Content starts
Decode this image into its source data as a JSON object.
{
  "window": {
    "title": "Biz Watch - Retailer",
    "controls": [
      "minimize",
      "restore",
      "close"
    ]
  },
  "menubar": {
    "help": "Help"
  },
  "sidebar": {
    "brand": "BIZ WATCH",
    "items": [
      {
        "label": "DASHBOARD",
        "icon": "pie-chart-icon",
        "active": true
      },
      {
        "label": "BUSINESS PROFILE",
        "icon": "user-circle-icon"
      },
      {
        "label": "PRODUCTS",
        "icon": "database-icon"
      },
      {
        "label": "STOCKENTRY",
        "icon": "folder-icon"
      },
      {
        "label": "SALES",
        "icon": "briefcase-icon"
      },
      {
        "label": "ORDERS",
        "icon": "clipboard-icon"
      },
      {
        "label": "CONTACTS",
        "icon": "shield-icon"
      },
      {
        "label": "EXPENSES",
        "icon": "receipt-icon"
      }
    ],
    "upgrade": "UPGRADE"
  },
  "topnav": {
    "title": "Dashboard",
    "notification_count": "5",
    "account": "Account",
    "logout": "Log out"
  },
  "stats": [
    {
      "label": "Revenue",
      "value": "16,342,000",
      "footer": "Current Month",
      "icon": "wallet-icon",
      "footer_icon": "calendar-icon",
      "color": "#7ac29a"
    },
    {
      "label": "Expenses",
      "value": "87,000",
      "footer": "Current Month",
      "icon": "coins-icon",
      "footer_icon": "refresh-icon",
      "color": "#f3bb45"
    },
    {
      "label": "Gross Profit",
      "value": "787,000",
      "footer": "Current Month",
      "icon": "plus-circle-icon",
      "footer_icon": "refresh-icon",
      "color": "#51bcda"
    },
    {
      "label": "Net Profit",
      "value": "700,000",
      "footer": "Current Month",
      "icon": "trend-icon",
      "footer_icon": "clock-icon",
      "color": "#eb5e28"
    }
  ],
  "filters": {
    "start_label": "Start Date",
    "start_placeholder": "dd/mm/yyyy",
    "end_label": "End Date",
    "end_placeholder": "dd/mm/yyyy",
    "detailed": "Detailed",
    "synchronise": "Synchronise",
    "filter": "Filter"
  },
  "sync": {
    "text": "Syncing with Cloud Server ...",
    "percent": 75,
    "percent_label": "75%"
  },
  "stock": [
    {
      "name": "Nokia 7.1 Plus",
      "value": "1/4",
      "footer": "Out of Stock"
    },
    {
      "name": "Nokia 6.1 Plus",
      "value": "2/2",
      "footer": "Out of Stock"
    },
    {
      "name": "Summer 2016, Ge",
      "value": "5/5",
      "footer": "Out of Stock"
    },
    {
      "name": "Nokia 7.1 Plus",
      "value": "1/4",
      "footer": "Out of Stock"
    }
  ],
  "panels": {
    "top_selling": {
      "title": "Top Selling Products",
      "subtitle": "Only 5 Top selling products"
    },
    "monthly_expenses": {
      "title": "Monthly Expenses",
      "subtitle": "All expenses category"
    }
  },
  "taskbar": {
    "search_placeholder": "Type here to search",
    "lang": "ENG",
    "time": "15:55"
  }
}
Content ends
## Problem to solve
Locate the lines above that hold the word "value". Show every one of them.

## Finished exercise
      "value": "16,342,000",
      "value": "87,000",
      "value": "787,000",
      "value": "700,000",
      "value": "1/4",
      "value": "2/2",
      "value": "5/5",
      "value": "1/4",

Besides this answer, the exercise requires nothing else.